> PROBLEM TO WORK ON
Make a verbatim copy of the records; pictures stay out.

> DATA FOR PROCESSING
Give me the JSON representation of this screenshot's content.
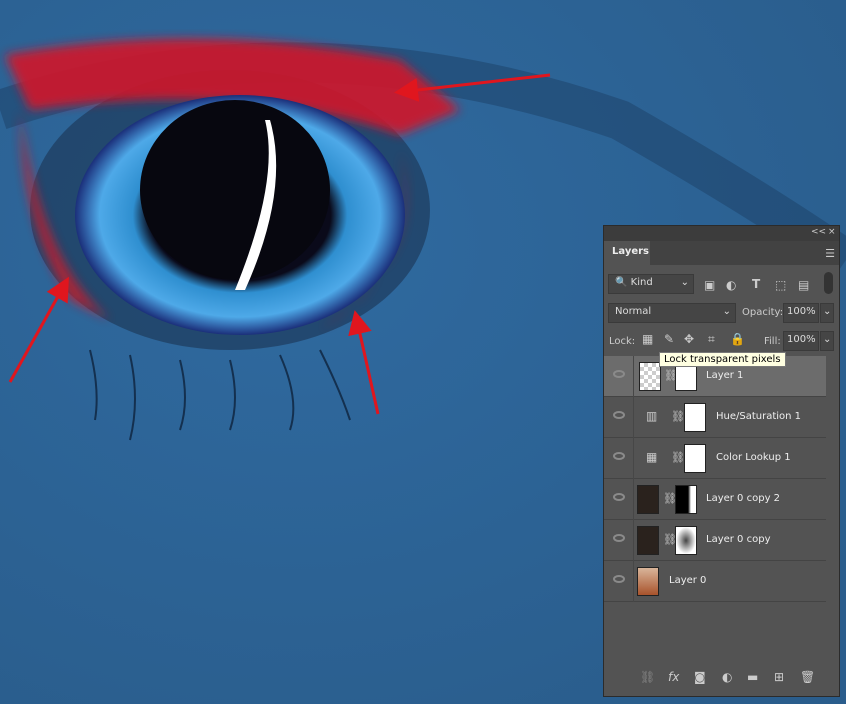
{
  "panel": {
    "collapse": "<<",
    "close": "×",
    "tab": "Layers",
    "menu_icon": "hamburger-icon",
    "filter": {
      "kind": "Kind"
    },
    "blend_mode": "Normal",
    "opacity_label": "Opacity:",
    "opacity": "100%",
    "lock_label": "Lock:",
    "fill_label": "Fill:",
    "fill": "100%",
    "tooltip": "Lock transparent pixels",
    "layers": [
      {
        "name": "Layer 1",
        "selected": true
      },
      {
        "name": "Hue/Saturation 1"
      },
      {
        "name": "Color Lookup 1"
      },
      {
        "name": "Layer 0 copy 2"
      },
      {
        "name": "Layer 0 copy"
      },
      {
        "name": "Layer 0"
      }
    ],
    "fx": "fx"
  },
  "colors": {
    "annotation": "#e0161e",
    "panel": "#535353",
    "canvas": "#2f6595"
  }
}
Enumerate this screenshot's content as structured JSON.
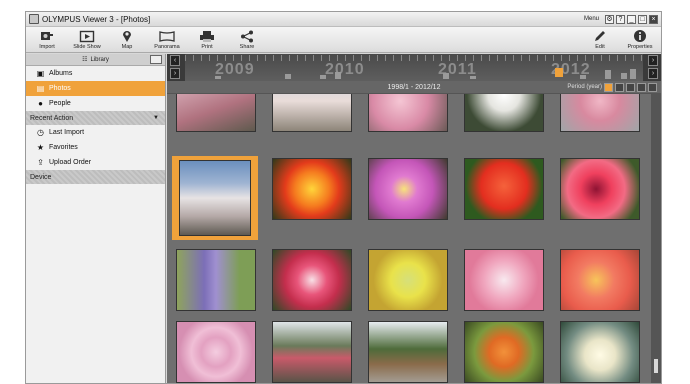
{
  "window": {
    "title": "OLYMPUS Viewer 3 - [Photos]",
    "menu_label": "Menu"
  },
  "toolbar": {
    "tools": [
      {
        "label": "Import",
        "icon": "import-icon"
      },
      {
        "label": "Slide Show",
        "icon": "slideshow-icon"
      },
      {
        "label": "Map",
        "icon": "map-pin-icon"
      },
      {
        "label": "Panorama",
        "icon": "panorama-icon"
      },
      {
        "label": "Print",
        "icon": "printer-icon"
      },
      {
        "label": "Share",
        "icon": "share-icon"
      }
    ],
    "right_tools": [
      {
        "label": "Edit",
        "icon": "pencil-icon"
      },
      {
        "label": "Properties",
        "icon": "info-icon"
      }
    ]
  },
  "sidebar": {
    "library_label": "Library",
    "items": [
      {
        "label": "Albums",
        "icon": "album-icon"
      },
      {
        "label": "Photos",
        "icon": "photos-icon",
        "active": true
      },
      {
        "label": "People",
        "icon": "person-icon"
      }
    ],
    "recent_action": {
      "header": "Recent Action",
      "items": [
        {
          "label": "Last Import",
          "icon": "clock-icon"
        },
        {
          "label": "Favorites",
          "icon": "star-icon"
        },
        {
          "label": "Upload Order",
          "icon": "upload-icon"
        }
      ]
    },
    "device_header": "Device"
  },
  "timeline": {
    "years": [
      "2009",
      "2010",
      "2011",
      "2012"
    ],
    "range_text": "1998/1 - 2012/12",
    "period_label": "Period (year)"
  },
  "colors": {
    "accent": "#f0a23b",
    "main_bg": "#6f6f6f"
  },
  "photos": {
    "rows": [
      [
        "pink-blossom",
        "cherry-tree",
        "pink-blossom-2",
        "white-lily",
        "pink-blossom-3"
      ],
      [
        "cherry-tree-selected",
        "tulip-orange",
        "orchid-pink",
        "rose-red",
        "hibiscus"
      ],
      [
        "lavender",
        "red-flower",
        "yellow-flower",
        "pink-flower",
        "coral-flower"
      ],
      [
        "pink-rose",
        "garden-flowers",
        "garden-path",
        "orange-flowers",
        "white-flower"
      ]
    ],
    "selected_index": 5
  }
}
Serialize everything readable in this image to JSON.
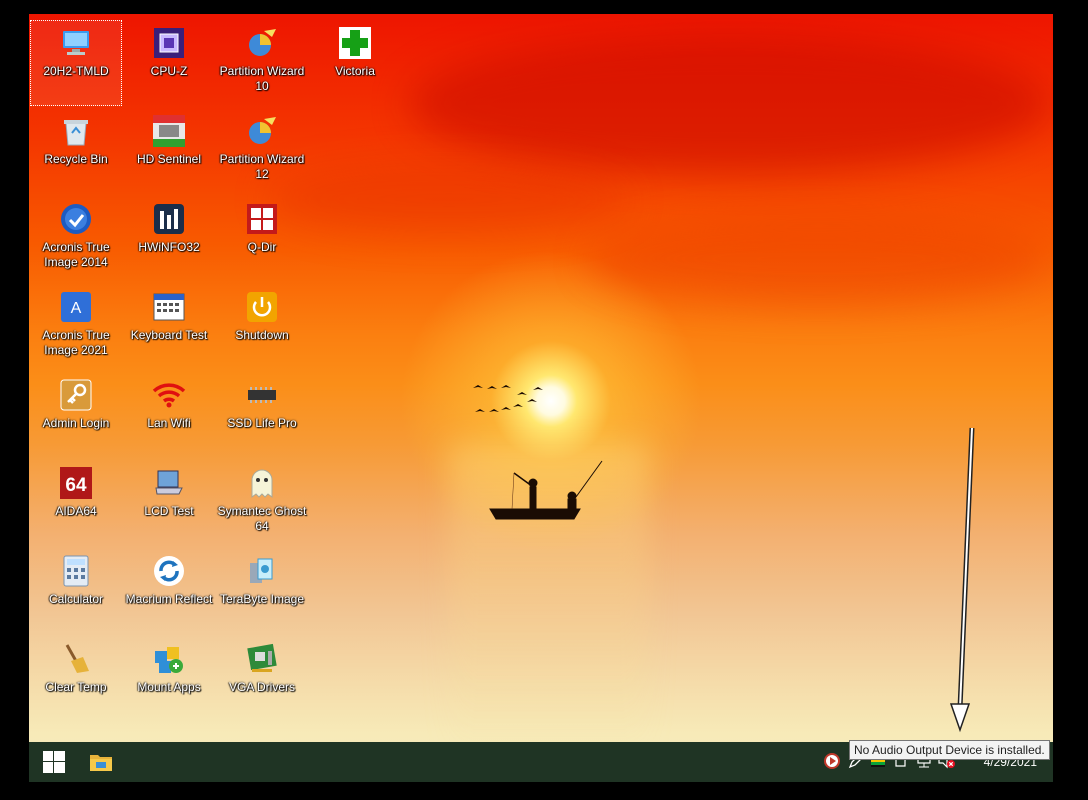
{
  "desktop": {
    "icons": [
      {
        "label": "20H2-TMLD",
        "icon": "this-pc-icon"
      },
      {
        "label": "CPU-Z",
        "icon": "cpu-z-icon"
      },
      {
        "label": "Partition Wizard 10",
        "icon": "partition-wizard-icon"
      },
      {
        "label": "Victoria",
        "icon": "victoria-cross-icon"
      },
      {
        "label": "Recycle Bin",
        "icon": "recycle-bin-icon"
      },
      {
        "label": "HD Sentinel",
        "icon": "hd-sentinel-icon"
      },
      {
        "label": "Partition Wizard 12",
        "icon": "partition-wizard-icon"
      },
      {
        "label": "Acronis True Image 2014",
        "icon": "acronis-2014-icon"
      },
      {
        "label": "HWiNFO32",
        "icon": "hwinfo-icon"
      },
      {
        "label": "Q-Dir",
        "icon": "q-dir-icon"
      },
      {
        "label": "Acronis True Image 2021",
        "icon": "acronis-2021-icon"
      },
      {
        "label": "Keyboard Test",
        "icon": "keyboard-test-icon"
      },
      {
        "label": "Shutdown",
        "icon": "power-icon"
      },
      {
        "label": "Admin Login",
        "icon": "key-icon"
      },
      {
        "label": "Lan Wifi",
        "icon": "wifi-icon"
      },
      {
        "label": "SSD Life Pro",
        "icon": "ssd-chip-icon"
      },
      {
        "label": "AIDA64",
        "icon": "aida64-icon"
      },
      {
        "label": "LCD Test",
        "icon": "laptop-icon"
      },
      {
        "label": "Symantec Ghost 64",
        "icon": "ghost-icon"
      },
      {
        "label": "Calculator",
        "icon": "calculator-icon"
      },
      {
        "label": "Macrium Reflect",
        "icon": "macrium-icon"
      },
      {
        "label": "TeraByte Image",
        "icon": "terabyte-icon"
      },
      {
        "label": "Clear Temp",
        "icon": "broom-icon"
      },
      {
        "label": "Mount Apps",
        "icon": "mount-apps-icon"
      },
      {
        "label": "VGA Drivers",
        "icon": "vga-card-icon"
      }
    ]
  },
  "taskbar": {
    "start_icon": "windows-start-icon",
    "pinned": [
      "file-explorer-icon"
    ],
    "tray_icons": [
      "media-player-icon",
      "pen-icon",
      "flag-icon",
      "display-icon",
      "network-icon",
      "volume-muted-icon"
    ],
    "clock_date": "4/29/2021"
  },
  "tooltip": {
    "text": "No Audio Output Device is installed."
  },
  "colors": {
    "taskbar": "#1f3424",
    "sky_top": "#ee1500",
    "horizon": "#fb8e18",
    "muted_badge": "#e81123"
  }
}
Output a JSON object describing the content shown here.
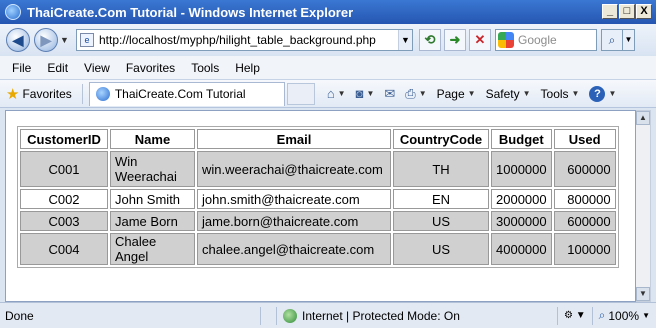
{
  "window": {
    "title": "ThaiCreate.Com Tutorial - Windows Internet Explorer",
    "min": "_",
    "max": "□",
    "close": "X"
  },
  "address": {
    "url": "http://localhost/myphp/hilight_table_background.php"
  },
  "search": {
    "placeholder": "Google"
  },
  "menu": [
    "File",
    "Edit",
    "View",
    "Favorites",
    "Tools",
    "Help"
  ],
  "favorites": {
    "label": "Favorites",
    "tab_title": "ThaiCreate.Com Tutorial"
  },
  "commands": {
    "page": "Page",
    "safety": "Safety",
    "tools": "Tools"
  },
  "table": {
    "headers": [
      "CustomerID",
      "Name",
      "Email",
      "CountryCode",
      "Budget",
      "Used"
    ],
    "rows": [
      [
        "C001",
        "Win Weerachai",
        "win.weerachai@thaicreate.com",
        "TH",
        "1000000",
        "600000"
      ],
      [
        "C002",
        "John Smith",
        "john.smith@thaicreate.com",
        "EN",
        "2000000",
        "800000"
      ],
      [
        "C003",
        "Jame Born",
        "jame.born@thaicreate.com",
        "US",
        "3000000",
        "600000"
      ],
      [
        "C004",
        "Chalee Angel",
        "chalee.angel@thaicreate.com",
        "US",
        "4000000",
        "100000"
      ]
    ]
  },
  "status": {
    "text": "Done",
    "zone": "Internet | Protected Mode: On",
    "zoom": "100%"
  },
  "colors": {
    "highlight_row": "#d0d0d0",
    "title_bar": "#2c5fc0"
  }
}
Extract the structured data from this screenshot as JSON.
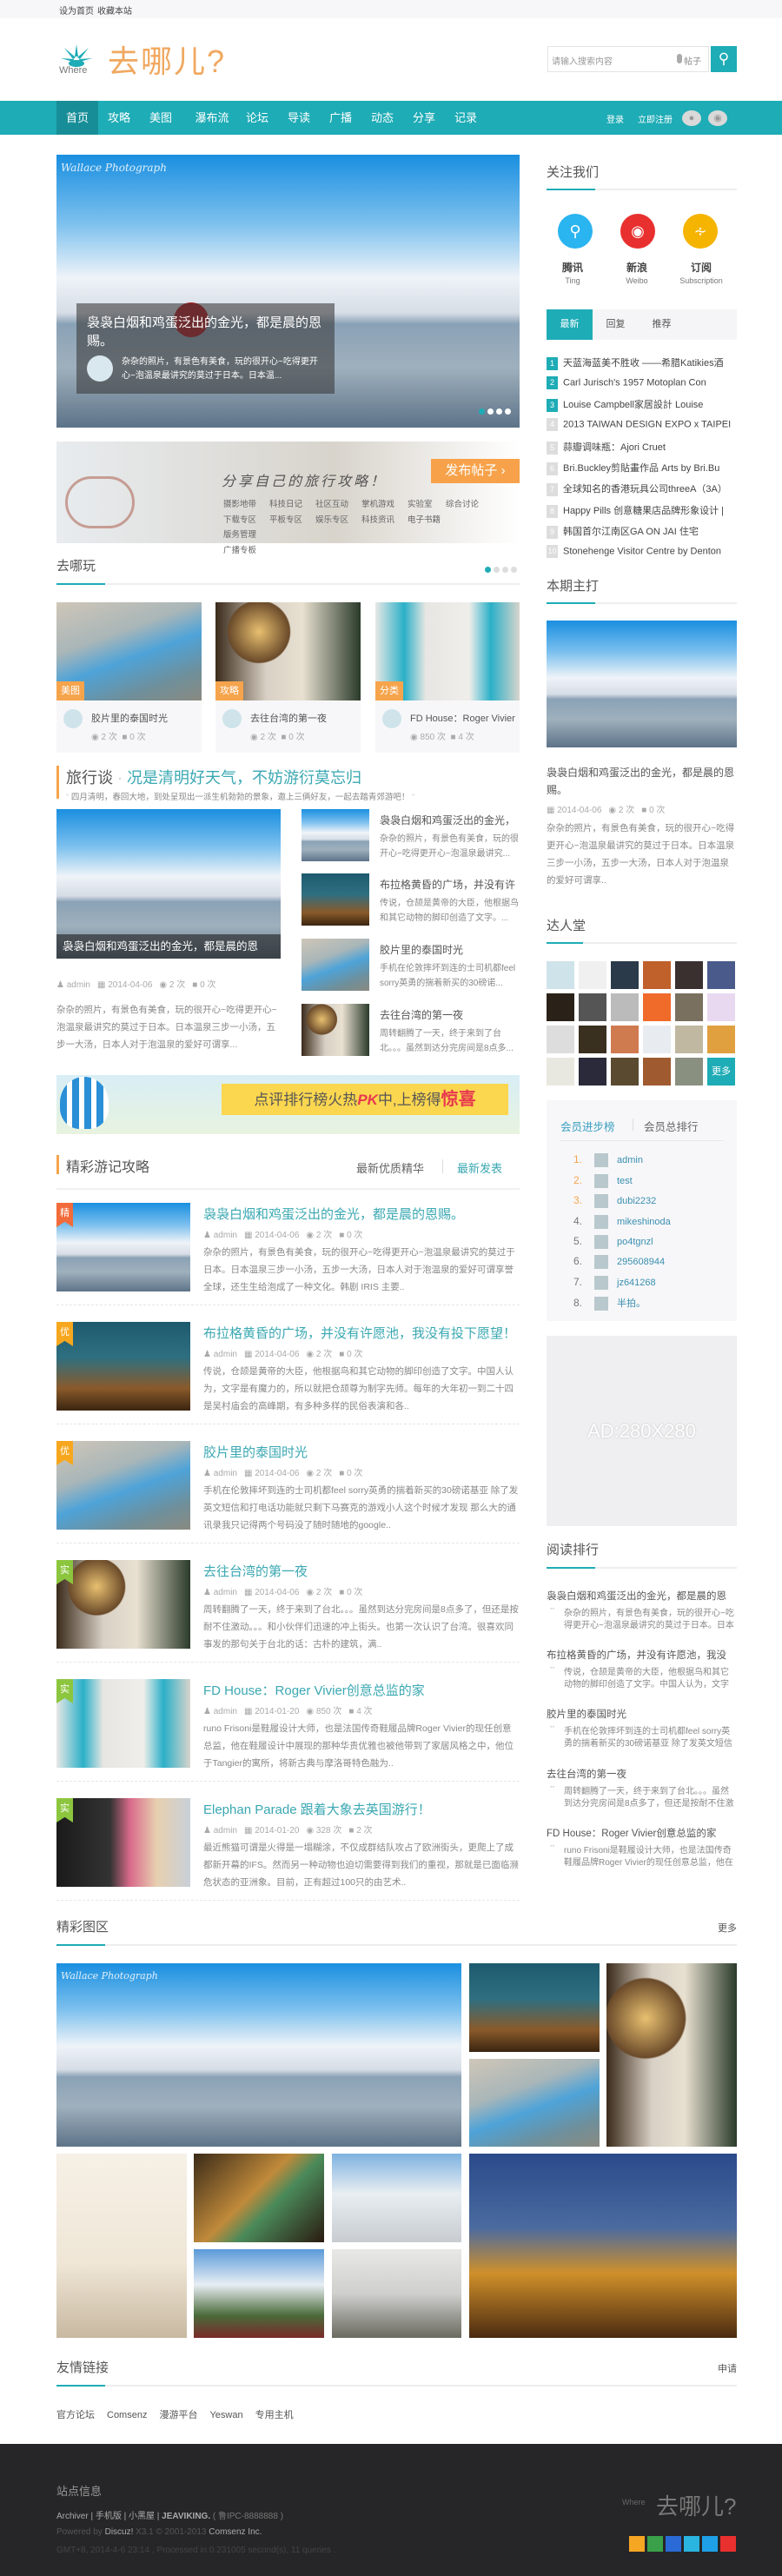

> WRITTEN ANSWER
Give me the JSON representation of this screenshot's content.
{
  "panel": {
    "collapse": "<<",
    "close": "×",
    "tab": "Layers",
    "menu_icon": "hamburger-icon",
    "filter": {
      "kind": "Kind"
    },
    "blend_mode": "Normal",
    "opacity_label": "Opacity:",
    "opacity": "100%",
    "lock_label": "Lock:",
    "fill_label": "Fill:",
    "fill": "100%",
    "tooltip": "Lock transparent pixels",
    "layers": [
      {
        "name": "Layer 1",
        "selected": true
      },
      {
        "name": "Hue/Saturation 1"
      },
      {
        "name": "Color Lookup 1"
      },
      {
        "name": "Layer 0 copy 2"
      },
      {
        "name": "Layer 0 copy"
      },
      {
        "name": "Layer 0"
      }
    ],
    "fx": "fx"
  },
  "colors": {
    "annotation": "#e0161e",
    "panel": "#535353",
    "canvas": "#2f6595"
  }
}
Enumerate this screenshot's content as structured JSON.
{
  "window": {
    "title": "OLYMPUS Viewer 3 - [Photos]",
    "menu_label": "Menu"
  },
  "toolbar": {
    "tools": [
      {
        "label": "Import",
        "icon": "import-icon"
      },
      {
        "label": "Slide Show",
        "icon": "slideshow-icon"
      },
      {
        "label": "Map",
        "icon": "map-pin-icon"
      },
      {
        "label": "Panorama",
        "icon": "panorama-icon"
      },
      {
        "label": "Print",
        "icon": "printer-icon"
      },
      {
        "label": "Share",
        "icon": "share-icon"
      }
    ],
    "right_tools": [
      {
        "label": "Edit",
        "icon": "pencil-icon"
      },
      {
        "label": "Properties",
        "icon": "info-icon"
      }
    ]
  },
  "sidebar": {
    "library_label": "Library",
    "items": [
      {
        "label": "Albums",
        "icon": "album-icon"
      },
      {
        "label": "Photos",
        "icon": "photos-icon",
        "active": true
      },
      {
        "label": "People",
        "icon": "person-icon"
      }
    ],
    "recent_action": {
      "header": "Recent Action",
      "items": [
        {
          "label": "Last Import",
          "icon": "clock-icon"
        },
        {
          "label": "Favorites",
          "icon": "star-icon"
        },
        {
          "label": "Upload Order",
          "icon": "upload-icon"
        }
      ]
    },
    "device_header": "Device"
  },
  "timeline": {
    "years": [
      "2009",
      "2010",
      "2011",
      "2012"
    ],
    "range_text": "1998/1 - 2012/12",
    "period_label": "Period (year)"
  },
  "colors": {
    "accent": "#f0a23b",
    "main_bg": "#6f6f6f"
  },
  "photos": {
    "rows": [
      [
        "pink-blossom",
        "cherry-tree",
        "pink-blossom-2",
        "white-lily",
        "pink-blossom-3"
      ],
      [
        "cherry-tree-selected",
        "tulip-orange",
        "orchid-pink",
        "rose-red",
        "hibiscus"
      ],
      [
        "lavender",
        "red-flower",
        "yellow-flower",
        "pink-flower",
        "coral-flower"
      ],
      [
        "pink-rose",
        "garden-flowers",
        "garden-path",
        "orange-flowers",
        "white-flower"
      ]
    ],
    "selected_index": 5
  }
}
Serialize everything readable in this image to JSON.
{
  "desktop": {
    "icons": [
      {
        "label": "20H2-TMLD",
        "icon": "this-pc-icon"
      },
      {
        "label": "CPU-Z",
        "icon": "cpu-z-icon"
      },
      {
        "label": "Partition Wizard 10",
        "icon": "partition-wizard-icon"
      },
      {
        "label": "Victoria",
        "icon": "victoria-cross-icon"
      },
      {
        "label": "Recycle Bin",
        "icon": "recycle-bin-icon"
      },
      {
        "label": "HD Sentinel",
        "icon": "hd-sentinel-icon"
      },
      {
        "label": "Partition Wizard 12",
        "icon": "partition-wizard-icon"
      },
      {
        "label": "Acronis True Image 2014",
        "icon": "acronis-2014-icon"
      },
      {
        "label": "HWiNFO32",
        "icon": "hwinfo-icon"
      },
      {
        "label": "Q-Dir",
        "icon": "q-dir-icon"
      },
      {
        "label": "Acronis True Image 2021",
        "icon": "acronis-2021-icon"
      },
      {
        "label": "Keyboard Test",
        "icon": "keyboard-test-icon"
      },
      {
        "label": "Shutdown",
        "icon": "power-icon"
      },
      {
        "label": "Admin Login",
        "icon": "key-icon"
      },
      {
        "label": "Lan Wifi",
        "icon": "wifi-icon"
      },
      {
        "label": "SSD Life Pro",
        "icon": "ssd-chip-icon"
      },
      {
        "label": "AIDA64",
        "icon": "aida64-icon"
      },
      {
        "label": "LCD Test",
        "icon": "laptop-icon"
      },
      {
        "label": "Symantec Ghost 64",
        "icon": "ghost-icon"
      },
      {
        "label": "Calculator",
        "icon": "calculator-icon"
      },
      {
        "label": "Macrium Reflect",
        "icon": "macrium-icon"
      },
      {
        "label": "TeraByte Image",
        "icon": "terabyte-icon"
      },
      {
        "label": "Clear Temp",
        "icon": "broom-icon"
      },
      {
        "label": "Mount Apps",
        "icon": "mount-apps-icon"
      },
      {
        "label": "VGA Drivers",
        "icon": "vga-card-icon"
      }
    ]
  },
  "taskbar": {
    "start_icon": "windows-start-icon",
    "pinned": [
      "file-explorer-icon"
    ],
    "tray_icons": [
      "media-player-icon",
      "pen-icon",
      "flag-icon",
      "display-icon",
      "network-icon",
      "volume-muted-icon"
    ],
    "clock_date": "4/29/2021"
  },
  "tooltip": {
    "text": "No Audio Output Device is installed."
  },
  "colors": {
    "taskbar": "#1f3424",
    "sky_top": "#ee1500",
    "horizon": "#fb8e18",
    "muted_badge": "#e81123"
  }
}
Output a JSON object describing the content shown here.
{
  "window": {
    "title": "ThaiCreate.Com Tutorial - Windows Internet Explorer",
    "min": "_",
    "max": "□",
    "close": "X"
  },
  "address": {
    "url": "http://localhost/myphp/hilight_table_background.php"
  },
  "search": {
    "placeholder": "Google"
  },
  "menu": [
    "File",
    "Edit",
    "View",
    "Favorites",
    "Tools",
    "Help"
  ],
  "favorites": {
    "label": "Favorites",
    "tab_title": "ThaiCreate.Com Tutorial"
  },
  "commands": {
    "page": "Page",
    "safety": "Safety",
    "tools": "Tools"
  },
  "table": {
    "headers": [
      "CustomerID",
      "Name",
      "Email",
      "CountryCode",
      "Budget",
      "Used"
    ],
    "rows": [
      [
        "C001",
        "Win Weerachai",
        "win.weerachai@thaicreate.com",
        "TH",
        "1000000",
        "600000"
      ],
      [
        "C002",
        "John Smith",
        "john.smith@thaicreate.com",
        "EN",
        "2000000",
        "800000"
      ],
      [
        "C003",
        "Jame Born",
        "jame.born@thaicreate.com",
        "US",
        "3000000",
        "600000"
      ],
      [
        "C004",
        "Chalee Angel",
        "chalee.angel@thaicreate.com",
        "US",
        "4000000",
        "100000"
      ]
    ]
  },
  "status": {
    "text": "Done",
    "zone": "Internet | Protected Mode: On",
    "zoom": "100%"
  },
  "colors": {
    "highlight_row": "#d0d0d0",
    "title_bar": "#2c5fc0"
  }
}
Extract the structured data from this screenshot as JSON.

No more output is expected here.